Martenstein goes on to warn that German taxpayers are being bled across the board, writing: “The state no longer sees itself as a service provider. Instead, the population is seen as subjects who are indefinitely subject to the government’s social restructuring plans. Warning to all wallets: Your money is not yours. You only have your money until those at the top need it for their projects.
He then goes on to criticize the government’s labeling of protesters as “right-wing extremist or racist,” a trick he says has been going on for years but is losing its power to persuade. He also said that Agricultural Minister Cem Özdemir’s claims that the farmers had a problem with him because is Turkish is absurd, as the entire protest was sparked by concrete austerity cuts and had nothing to do with Özdemir’s ethnic background.

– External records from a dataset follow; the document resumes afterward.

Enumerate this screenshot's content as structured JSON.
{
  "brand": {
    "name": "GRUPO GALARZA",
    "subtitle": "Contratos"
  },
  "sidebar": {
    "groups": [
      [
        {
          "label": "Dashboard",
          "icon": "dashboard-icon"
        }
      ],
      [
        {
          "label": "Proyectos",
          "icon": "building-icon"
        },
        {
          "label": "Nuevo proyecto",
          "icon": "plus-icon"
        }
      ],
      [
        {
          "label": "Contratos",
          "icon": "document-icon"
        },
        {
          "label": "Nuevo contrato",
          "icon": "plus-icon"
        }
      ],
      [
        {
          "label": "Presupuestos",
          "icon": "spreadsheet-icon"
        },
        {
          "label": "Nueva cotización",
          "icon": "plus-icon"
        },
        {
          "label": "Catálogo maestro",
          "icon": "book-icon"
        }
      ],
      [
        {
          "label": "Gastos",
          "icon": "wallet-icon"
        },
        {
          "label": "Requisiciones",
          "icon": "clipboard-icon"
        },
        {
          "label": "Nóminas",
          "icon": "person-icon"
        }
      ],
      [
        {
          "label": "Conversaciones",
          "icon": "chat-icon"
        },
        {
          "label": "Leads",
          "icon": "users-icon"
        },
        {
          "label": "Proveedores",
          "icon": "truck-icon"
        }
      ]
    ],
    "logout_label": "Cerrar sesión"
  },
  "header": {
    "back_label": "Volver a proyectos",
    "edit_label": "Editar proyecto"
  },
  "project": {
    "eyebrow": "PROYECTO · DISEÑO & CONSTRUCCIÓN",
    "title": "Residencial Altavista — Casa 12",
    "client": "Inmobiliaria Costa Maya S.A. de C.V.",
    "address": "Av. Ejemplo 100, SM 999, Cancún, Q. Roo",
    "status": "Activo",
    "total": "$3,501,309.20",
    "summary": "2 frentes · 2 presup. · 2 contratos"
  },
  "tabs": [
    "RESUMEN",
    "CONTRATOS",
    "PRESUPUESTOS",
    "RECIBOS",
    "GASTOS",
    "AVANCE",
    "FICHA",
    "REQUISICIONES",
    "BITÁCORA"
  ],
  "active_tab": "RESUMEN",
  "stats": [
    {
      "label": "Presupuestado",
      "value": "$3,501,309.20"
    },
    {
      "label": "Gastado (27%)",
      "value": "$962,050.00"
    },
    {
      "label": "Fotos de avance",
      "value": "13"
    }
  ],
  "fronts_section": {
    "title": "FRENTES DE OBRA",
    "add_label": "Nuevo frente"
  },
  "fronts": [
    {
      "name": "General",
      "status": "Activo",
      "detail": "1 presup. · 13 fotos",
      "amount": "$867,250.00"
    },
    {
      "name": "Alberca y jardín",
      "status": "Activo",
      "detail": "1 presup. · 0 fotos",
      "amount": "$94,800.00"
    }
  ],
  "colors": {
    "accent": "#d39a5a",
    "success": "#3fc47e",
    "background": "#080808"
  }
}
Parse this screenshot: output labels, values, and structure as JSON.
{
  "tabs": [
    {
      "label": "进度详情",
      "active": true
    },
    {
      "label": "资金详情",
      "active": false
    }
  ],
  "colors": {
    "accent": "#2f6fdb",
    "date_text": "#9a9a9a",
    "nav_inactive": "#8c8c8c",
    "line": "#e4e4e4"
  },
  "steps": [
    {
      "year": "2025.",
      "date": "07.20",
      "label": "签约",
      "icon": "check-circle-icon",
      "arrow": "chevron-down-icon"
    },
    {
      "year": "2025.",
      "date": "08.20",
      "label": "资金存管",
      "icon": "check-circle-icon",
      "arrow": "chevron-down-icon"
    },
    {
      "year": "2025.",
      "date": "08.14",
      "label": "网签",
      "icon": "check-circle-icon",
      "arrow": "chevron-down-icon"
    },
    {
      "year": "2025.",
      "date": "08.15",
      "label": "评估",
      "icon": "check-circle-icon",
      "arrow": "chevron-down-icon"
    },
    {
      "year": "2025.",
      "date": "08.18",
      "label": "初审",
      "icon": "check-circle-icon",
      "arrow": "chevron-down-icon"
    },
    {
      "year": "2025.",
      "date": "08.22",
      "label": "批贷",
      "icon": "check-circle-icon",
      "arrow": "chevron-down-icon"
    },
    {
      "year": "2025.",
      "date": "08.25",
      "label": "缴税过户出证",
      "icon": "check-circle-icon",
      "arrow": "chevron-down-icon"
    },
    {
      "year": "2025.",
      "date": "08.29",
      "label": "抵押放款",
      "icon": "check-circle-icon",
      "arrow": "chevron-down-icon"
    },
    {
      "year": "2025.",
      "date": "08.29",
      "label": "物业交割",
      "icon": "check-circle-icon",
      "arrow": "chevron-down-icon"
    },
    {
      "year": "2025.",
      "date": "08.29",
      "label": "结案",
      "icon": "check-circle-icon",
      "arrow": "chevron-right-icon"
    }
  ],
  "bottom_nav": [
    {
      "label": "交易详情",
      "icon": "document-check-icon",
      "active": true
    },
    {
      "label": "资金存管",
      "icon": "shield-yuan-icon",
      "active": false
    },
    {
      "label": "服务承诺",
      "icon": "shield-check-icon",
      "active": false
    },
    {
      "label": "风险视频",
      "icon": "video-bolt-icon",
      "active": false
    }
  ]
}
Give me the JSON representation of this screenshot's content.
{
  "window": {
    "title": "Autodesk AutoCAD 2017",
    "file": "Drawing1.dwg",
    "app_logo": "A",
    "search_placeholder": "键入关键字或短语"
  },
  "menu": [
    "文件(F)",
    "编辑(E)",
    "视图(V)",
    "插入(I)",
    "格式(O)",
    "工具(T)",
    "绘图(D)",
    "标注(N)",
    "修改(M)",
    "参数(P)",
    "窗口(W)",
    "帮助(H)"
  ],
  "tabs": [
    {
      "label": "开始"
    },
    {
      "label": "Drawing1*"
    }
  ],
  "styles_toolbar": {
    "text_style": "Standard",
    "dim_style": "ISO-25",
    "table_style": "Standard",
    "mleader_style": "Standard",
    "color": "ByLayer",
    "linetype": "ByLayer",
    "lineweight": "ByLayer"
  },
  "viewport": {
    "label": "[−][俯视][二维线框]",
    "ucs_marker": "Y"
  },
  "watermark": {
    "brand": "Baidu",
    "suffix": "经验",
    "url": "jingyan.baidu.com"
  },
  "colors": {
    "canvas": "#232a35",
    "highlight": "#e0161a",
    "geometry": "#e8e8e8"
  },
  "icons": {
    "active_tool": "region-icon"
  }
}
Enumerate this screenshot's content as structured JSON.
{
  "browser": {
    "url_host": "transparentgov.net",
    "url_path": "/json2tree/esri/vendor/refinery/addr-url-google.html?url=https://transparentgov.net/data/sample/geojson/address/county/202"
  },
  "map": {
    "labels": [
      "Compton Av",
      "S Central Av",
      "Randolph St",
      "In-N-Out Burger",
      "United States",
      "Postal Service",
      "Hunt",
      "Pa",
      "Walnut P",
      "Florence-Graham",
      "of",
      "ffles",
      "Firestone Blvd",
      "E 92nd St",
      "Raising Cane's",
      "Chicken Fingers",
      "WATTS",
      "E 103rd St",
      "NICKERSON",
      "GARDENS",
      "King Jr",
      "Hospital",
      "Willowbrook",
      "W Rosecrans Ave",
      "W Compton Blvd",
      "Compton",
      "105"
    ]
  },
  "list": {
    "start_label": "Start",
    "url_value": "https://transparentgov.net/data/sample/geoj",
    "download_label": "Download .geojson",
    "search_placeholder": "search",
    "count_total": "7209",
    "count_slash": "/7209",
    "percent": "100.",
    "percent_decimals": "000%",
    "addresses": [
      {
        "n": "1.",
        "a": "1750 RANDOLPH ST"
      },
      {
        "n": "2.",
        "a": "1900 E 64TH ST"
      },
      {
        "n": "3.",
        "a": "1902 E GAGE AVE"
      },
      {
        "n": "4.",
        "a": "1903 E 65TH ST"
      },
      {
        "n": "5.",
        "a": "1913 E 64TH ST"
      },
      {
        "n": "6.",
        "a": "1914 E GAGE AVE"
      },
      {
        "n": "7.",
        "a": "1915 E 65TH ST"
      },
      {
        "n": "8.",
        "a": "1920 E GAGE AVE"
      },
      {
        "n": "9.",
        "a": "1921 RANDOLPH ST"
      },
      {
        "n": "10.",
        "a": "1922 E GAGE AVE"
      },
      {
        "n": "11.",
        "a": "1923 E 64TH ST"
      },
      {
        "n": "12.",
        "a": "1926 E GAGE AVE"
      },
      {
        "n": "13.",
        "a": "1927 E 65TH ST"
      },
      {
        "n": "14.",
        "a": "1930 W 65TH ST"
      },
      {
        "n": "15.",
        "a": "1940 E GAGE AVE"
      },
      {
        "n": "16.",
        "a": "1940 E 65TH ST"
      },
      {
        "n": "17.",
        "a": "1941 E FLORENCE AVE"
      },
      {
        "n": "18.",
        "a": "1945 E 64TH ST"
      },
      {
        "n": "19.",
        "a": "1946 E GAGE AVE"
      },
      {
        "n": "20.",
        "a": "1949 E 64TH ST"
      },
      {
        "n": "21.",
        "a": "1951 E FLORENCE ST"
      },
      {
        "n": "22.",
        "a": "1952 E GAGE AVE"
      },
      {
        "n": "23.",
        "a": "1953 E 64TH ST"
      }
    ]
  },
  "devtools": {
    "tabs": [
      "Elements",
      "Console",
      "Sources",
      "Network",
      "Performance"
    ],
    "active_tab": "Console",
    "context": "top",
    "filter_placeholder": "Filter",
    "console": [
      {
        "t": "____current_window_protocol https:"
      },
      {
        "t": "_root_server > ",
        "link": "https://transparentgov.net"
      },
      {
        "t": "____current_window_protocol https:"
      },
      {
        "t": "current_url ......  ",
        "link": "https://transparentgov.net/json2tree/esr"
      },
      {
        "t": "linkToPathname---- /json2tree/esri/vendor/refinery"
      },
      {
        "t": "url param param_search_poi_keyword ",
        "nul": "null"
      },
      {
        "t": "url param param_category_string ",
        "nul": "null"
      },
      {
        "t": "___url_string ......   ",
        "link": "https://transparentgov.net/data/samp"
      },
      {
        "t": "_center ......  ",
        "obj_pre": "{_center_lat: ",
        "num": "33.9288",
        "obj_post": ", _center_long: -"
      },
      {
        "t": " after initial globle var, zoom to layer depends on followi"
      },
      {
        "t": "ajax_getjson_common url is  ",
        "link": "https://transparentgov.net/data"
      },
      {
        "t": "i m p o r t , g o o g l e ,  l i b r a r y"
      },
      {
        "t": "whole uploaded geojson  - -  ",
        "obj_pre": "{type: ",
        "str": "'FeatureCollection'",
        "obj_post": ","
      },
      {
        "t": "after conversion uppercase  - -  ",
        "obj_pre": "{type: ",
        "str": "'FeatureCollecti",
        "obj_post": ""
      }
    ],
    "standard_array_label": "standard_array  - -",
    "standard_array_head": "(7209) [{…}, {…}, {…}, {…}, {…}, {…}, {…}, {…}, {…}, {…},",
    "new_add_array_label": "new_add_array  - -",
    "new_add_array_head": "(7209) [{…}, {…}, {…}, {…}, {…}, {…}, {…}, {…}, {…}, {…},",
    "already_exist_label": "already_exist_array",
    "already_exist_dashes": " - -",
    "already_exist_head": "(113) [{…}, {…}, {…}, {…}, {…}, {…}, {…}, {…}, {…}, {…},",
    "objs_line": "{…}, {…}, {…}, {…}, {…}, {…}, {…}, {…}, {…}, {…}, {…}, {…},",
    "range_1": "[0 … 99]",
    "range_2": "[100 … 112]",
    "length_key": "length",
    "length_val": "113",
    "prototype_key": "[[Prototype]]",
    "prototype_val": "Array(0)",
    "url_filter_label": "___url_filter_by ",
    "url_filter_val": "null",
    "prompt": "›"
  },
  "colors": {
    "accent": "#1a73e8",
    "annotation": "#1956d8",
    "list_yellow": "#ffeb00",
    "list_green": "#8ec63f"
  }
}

Martenstein also notes that while employment is at an all-time high, much of it is made up of government workers, while the backbone of Germany, manufacturing, has seen its employment drop from 8.4 million before the coronavirus to 8.1 million, with substantial cuts expected in 2024 as well. The number of entrepreneurs has also fallen dramatically.
Regarding the AfD ban as a solution to all these problems, Martenstein writes: “There is no clearer way for a political elite to say to its population: Screw you all with your worries and wishes. The ban could not be legally implemented before this year’s elections anyway, but the voters’ reaction of defiance is likely to be huge.”